» **WHAT TO WORK ON**: Go through the records below and count every line containing "date". Reply with the count alone.

» **INFORMATION SHOWN**:

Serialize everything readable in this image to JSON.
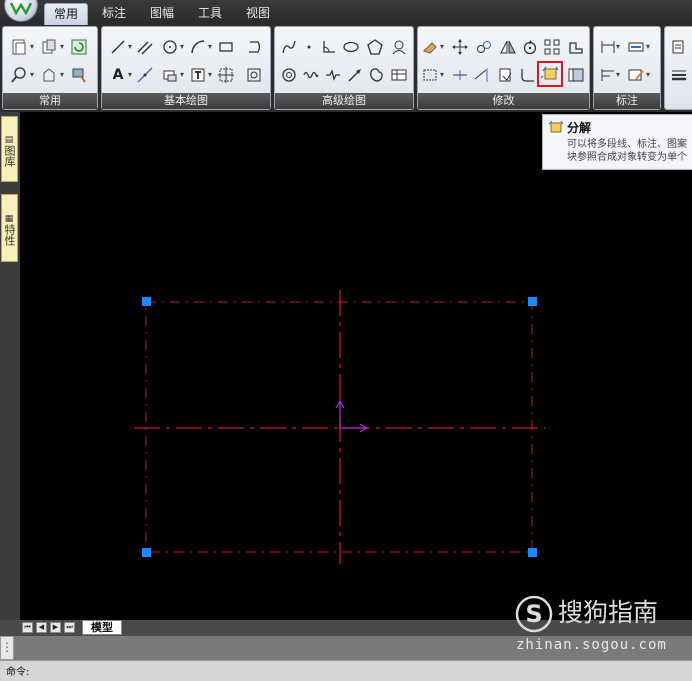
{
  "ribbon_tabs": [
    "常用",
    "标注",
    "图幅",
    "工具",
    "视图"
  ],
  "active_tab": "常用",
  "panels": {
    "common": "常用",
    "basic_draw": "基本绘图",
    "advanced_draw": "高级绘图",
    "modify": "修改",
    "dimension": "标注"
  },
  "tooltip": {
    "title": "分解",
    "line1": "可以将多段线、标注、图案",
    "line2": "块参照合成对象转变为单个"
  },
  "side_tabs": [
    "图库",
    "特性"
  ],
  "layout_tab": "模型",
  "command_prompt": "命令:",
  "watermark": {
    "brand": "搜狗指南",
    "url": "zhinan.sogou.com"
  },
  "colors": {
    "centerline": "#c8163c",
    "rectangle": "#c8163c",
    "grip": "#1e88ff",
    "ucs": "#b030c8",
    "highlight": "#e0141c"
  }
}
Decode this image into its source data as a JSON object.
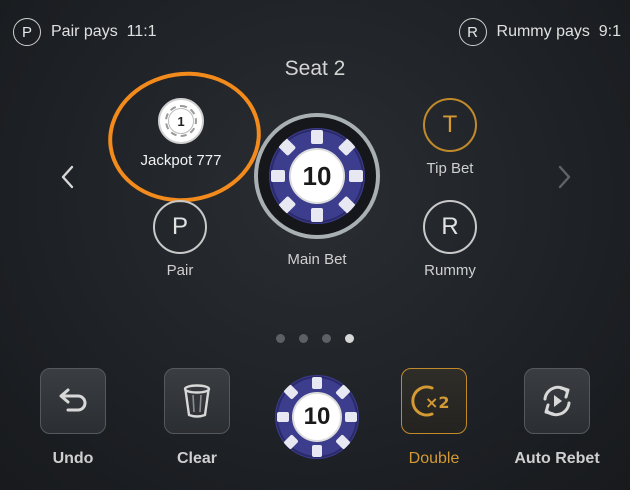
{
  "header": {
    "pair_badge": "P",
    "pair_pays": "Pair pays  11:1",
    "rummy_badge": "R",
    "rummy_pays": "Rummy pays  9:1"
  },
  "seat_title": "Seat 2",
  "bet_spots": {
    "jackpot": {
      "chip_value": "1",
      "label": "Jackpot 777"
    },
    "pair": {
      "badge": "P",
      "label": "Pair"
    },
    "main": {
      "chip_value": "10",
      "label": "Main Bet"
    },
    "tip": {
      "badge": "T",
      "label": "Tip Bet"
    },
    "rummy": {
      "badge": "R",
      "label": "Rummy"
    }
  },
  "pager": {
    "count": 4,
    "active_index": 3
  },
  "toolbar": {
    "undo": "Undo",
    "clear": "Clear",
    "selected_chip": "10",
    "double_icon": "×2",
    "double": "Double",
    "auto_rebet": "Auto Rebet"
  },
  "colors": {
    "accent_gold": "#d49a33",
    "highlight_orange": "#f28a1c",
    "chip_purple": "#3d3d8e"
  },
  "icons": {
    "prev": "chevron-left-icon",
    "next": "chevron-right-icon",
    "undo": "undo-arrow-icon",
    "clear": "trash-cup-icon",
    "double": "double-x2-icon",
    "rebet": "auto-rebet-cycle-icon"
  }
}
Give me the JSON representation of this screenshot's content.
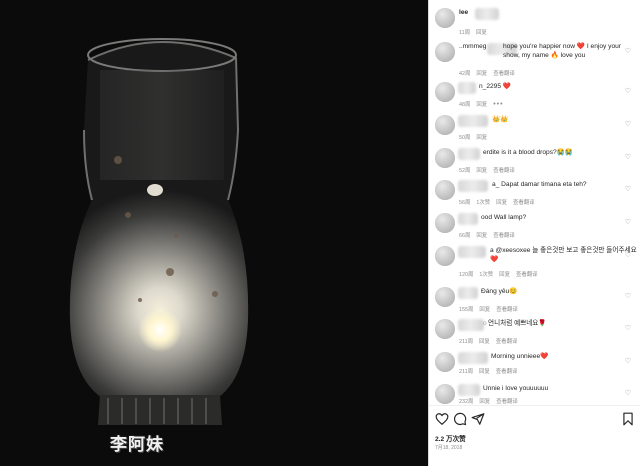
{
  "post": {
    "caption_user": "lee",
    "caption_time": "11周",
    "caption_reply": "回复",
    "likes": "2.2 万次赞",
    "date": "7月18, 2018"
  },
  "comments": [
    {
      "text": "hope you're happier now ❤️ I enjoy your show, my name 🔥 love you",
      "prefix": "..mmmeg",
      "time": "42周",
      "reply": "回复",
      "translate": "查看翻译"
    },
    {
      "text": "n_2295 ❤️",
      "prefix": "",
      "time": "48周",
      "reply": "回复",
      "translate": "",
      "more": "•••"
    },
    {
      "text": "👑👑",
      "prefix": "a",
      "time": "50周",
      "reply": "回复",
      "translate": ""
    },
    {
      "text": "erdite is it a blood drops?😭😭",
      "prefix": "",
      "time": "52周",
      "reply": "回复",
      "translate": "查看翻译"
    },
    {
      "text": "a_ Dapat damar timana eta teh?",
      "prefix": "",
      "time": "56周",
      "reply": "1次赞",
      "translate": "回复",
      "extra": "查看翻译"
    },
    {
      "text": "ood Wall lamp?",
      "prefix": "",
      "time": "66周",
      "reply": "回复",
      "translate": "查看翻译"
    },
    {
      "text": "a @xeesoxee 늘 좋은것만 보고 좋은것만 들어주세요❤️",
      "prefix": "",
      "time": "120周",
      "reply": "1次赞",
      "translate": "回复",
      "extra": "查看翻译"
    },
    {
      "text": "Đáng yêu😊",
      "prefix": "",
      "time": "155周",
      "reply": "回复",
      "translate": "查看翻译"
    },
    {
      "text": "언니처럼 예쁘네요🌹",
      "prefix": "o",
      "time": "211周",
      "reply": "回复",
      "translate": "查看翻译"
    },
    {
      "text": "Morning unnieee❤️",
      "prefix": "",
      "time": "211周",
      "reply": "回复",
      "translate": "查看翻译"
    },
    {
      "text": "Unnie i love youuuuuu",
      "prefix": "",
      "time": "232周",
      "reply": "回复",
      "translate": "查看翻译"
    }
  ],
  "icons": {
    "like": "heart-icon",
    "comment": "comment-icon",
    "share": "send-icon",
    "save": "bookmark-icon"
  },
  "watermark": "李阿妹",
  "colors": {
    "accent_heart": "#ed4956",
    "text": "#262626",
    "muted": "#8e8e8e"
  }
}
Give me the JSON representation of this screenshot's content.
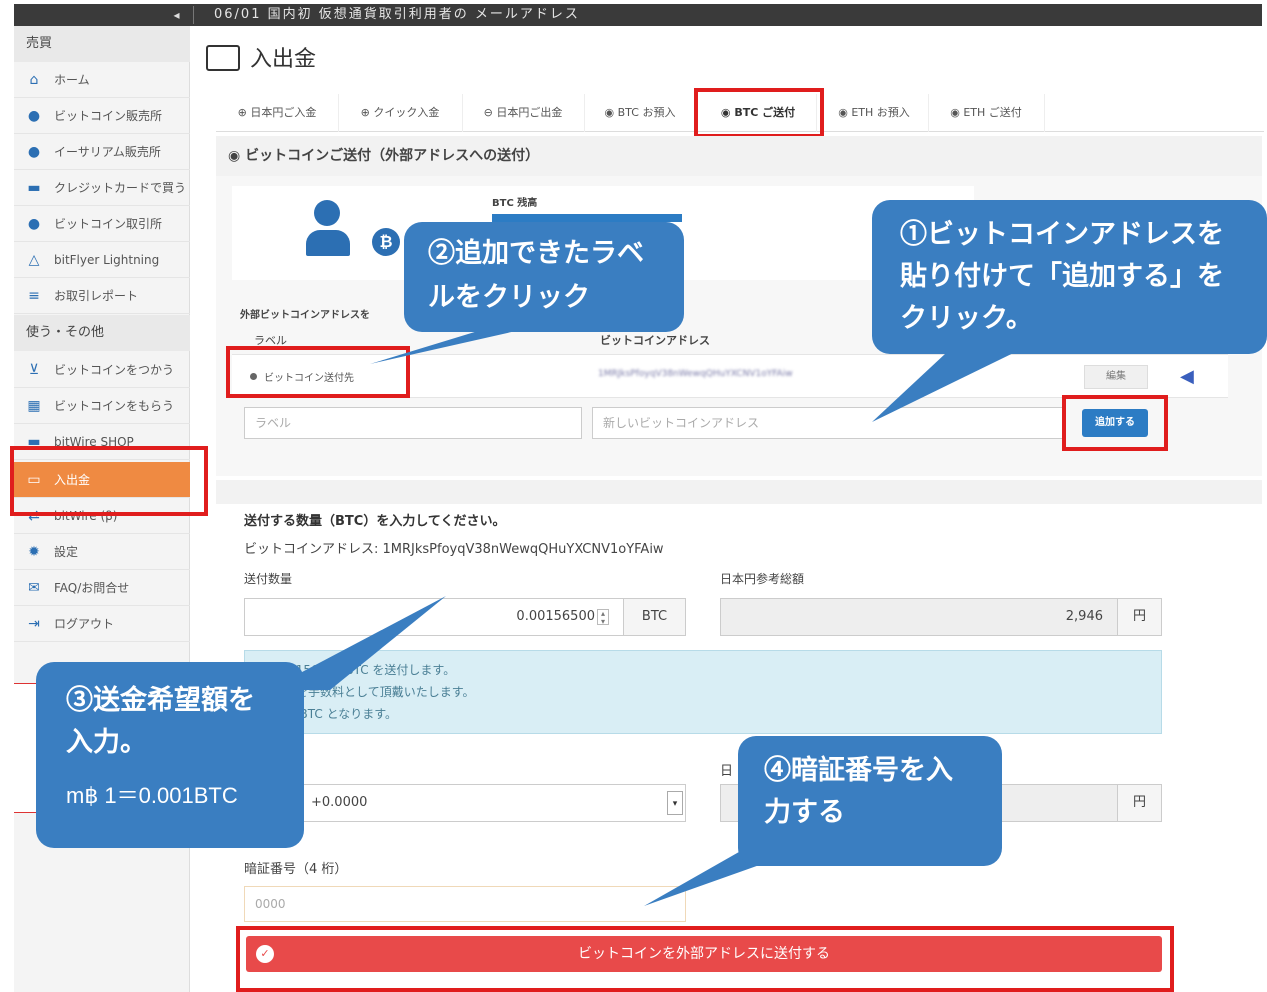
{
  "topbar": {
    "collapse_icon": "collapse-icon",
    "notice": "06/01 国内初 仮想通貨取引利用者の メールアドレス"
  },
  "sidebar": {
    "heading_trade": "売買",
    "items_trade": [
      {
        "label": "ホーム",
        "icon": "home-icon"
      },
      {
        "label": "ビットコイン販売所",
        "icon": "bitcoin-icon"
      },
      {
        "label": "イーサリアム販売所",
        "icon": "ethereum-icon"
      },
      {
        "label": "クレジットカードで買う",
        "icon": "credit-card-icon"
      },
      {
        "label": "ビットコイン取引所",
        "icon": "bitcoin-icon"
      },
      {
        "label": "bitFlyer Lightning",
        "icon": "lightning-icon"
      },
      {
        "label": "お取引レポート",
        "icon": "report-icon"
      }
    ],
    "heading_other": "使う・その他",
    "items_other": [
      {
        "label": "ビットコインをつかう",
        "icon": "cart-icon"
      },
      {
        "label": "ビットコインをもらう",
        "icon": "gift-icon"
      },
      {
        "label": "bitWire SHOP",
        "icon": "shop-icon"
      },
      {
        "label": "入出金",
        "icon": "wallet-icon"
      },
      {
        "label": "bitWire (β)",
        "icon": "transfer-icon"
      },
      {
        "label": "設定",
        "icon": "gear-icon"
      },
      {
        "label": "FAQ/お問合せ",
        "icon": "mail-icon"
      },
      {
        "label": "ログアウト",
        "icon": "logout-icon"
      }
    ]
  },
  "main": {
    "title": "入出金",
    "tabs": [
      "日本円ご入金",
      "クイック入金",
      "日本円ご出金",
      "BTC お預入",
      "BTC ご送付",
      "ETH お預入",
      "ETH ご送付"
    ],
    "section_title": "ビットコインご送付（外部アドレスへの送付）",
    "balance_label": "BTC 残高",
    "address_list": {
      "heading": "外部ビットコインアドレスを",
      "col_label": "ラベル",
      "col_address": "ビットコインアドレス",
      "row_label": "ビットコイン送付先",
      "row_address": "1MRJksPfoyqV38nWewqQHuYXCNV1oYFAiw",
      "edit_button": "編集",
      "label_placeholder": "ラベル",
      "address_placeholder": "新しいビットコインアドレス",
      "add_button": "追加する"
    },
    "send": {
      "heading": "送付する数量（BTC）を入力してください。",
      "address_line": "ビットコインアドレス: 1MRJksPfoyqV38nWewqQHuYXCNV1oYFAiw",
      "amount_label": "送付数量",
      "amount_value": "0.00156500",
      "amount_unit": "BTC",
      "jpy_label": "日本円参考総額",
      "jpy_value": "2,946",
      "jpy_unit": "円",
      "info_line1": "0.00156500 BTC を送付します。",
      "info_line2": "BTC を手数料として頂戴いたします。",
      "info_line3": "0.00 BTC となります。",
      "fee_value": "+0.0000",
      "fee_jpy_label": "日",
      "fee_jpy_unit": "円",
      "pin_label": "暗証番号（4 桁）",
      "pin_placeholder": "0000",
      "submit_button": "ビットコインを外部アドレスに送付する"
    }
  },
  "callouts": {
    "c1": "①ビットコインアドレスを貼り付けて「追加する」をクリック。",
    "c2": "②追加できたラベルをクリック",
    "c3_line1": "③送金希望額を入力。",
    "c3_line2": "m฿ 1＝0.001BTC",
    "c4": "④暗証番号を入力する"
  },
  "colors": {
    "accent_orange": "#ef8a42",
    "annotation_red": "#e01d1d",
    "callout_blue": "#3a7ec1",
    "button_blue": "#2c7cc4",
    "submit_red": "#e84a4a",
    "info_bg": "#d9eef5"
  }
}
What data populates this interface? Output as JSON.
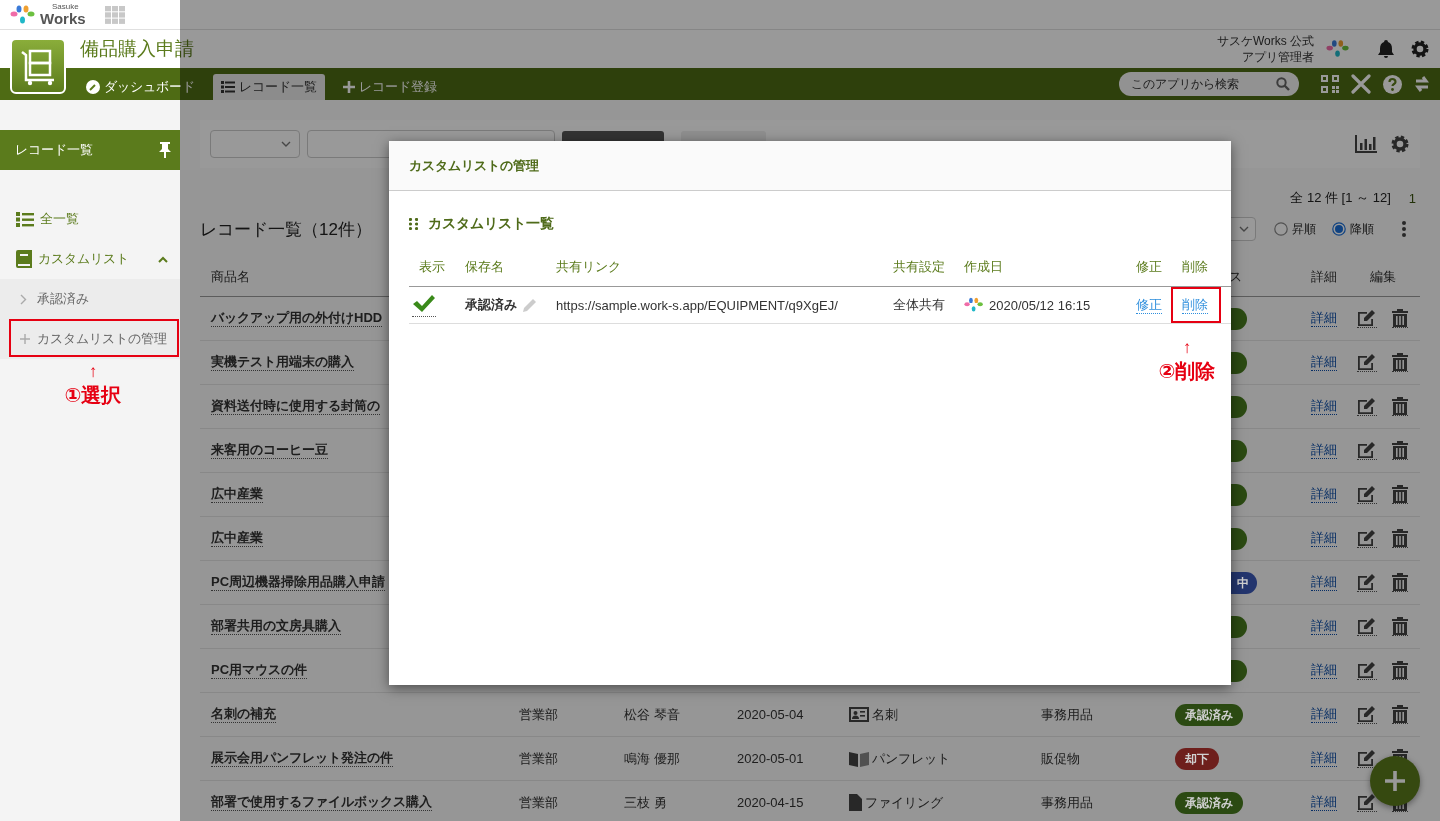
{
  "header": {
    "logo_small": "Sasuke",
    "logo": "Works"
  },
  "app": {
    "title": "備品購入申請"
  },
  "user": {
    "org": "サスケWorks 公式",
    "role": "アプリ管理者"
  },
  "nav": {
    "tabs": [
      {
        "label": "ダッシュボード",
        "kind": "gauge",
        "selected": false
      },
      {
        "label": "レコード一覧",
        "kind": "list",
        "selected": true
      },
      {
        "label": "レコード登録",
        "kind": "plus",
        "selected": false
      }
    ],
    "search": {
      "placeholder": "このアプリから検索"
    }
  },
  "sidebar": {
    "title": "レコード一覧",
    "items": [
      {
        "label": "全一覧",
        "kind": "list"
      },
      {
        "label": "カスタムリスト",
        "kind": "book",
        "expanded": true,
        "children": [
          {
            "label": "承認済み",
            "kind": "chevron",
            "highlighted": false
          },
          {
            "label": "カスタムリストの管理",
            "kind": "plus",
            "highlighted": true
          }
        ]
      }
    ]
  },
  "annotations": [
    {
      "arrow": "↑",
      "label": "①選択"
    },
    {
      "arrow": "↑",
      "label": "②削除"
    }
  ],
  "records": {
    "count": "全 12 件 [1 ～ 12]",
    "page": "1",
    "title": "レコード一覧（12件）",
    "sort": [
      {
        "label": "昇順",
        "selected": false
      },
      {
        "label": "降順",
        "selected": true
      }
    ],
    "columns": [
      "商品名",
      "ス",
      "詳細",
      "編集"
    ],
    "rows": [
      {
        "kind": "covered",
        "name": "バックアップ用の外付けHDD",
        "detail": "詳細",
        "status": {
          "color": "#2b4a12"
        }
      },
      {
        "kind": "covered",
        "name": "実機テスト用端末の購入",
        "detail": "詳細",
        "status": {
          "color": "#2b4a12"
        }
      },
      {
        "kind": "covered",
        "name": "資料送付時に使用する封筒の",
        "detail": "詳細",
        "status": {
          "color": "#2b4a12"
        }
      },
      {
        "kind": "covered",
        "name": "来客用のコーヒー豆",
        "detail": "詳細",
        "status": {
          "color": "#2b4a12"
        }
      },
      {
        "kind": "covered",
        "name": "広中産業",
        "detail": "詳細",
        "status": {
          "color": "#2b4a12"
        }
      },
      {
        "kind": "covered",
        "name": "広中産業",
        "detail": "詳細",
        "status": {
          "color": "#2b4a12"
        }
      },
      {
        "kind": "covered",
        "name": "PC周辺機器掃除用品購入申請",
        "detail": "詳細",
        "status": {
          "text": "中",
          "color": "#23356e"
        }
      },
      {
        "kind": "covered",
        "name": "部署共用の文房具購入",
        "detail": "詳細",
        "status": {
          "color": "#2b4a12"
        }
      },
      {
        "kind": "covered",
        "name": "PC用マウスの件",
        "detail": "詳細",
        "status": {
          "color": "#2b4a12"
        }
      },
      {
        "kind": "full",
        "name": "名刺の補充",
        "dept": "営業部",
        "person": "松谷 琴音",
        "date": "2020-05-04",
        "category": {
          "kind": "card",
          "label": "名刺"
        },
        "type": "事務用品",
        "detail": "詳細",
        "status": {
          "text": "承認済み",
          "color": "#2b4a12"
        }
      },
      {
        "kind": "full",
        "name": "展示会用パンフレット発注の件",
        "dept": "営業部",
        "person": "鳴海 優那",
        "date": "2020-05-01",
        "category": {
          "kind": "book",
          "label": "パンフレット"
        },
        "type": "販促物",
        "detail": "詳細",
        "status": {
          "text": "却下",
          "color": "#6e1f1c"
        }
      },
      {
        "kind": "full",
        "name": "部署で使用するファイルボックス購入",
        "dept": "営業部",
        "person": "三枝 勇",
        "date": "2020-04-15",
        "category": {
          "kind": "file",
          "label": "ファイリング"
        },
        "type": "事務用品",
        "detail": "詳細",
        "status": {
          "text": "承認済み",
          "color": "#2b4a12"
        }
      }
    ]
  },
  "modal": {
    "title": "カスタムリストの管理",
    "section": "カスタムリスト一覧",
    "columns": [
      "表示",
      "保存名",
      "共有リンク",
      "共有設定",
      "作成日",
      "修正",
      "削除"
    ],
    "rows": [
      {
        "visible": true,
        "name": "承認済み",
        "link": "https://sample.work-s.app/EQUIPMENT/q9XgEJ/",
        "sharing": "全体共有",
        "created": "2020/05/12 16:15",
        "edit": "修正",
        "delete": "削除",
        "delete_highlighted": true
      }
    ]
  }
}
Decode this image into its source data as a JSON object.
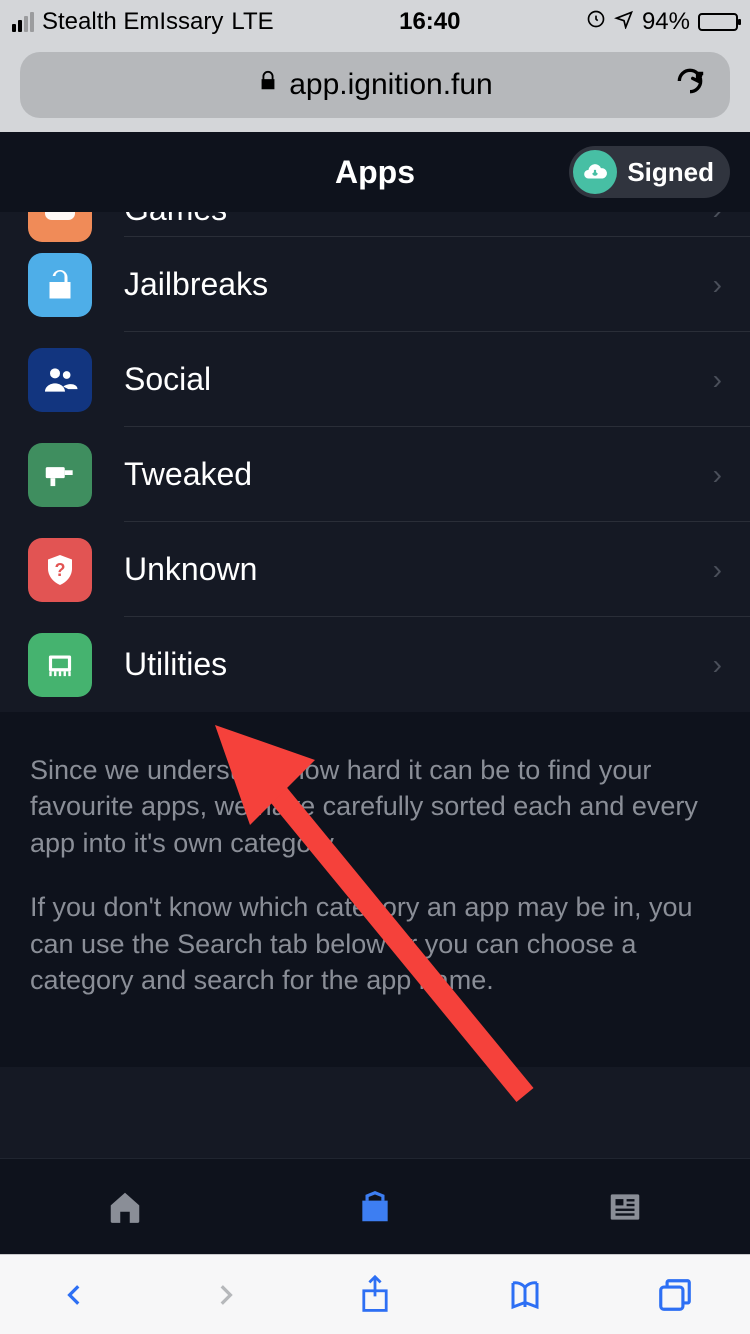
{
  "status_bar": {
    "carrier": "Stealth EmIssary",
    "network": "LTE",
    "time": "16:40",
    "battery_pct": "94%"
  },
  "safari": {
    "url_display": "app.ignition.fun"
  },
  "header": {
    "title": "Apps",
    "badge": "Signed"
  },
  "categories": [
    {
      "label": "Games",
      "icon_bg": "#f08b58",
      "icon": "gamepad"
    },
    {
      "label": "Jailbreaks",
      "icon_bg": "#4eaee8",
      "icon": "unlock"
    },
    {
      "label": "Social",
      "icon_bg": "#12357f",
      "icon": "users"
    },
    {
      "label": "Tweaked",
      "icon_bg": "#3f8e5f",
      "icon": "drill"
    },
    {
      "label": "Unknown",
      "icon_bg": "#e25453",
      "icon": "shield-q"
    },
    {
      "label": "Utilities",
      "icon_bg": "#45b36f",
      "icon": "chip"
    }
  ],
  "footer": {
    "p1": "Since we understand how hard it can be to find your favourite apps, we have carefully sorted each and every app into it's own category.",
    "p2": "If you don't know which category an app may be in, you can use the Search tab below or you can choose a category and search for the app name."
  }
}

» **REPLY**: 4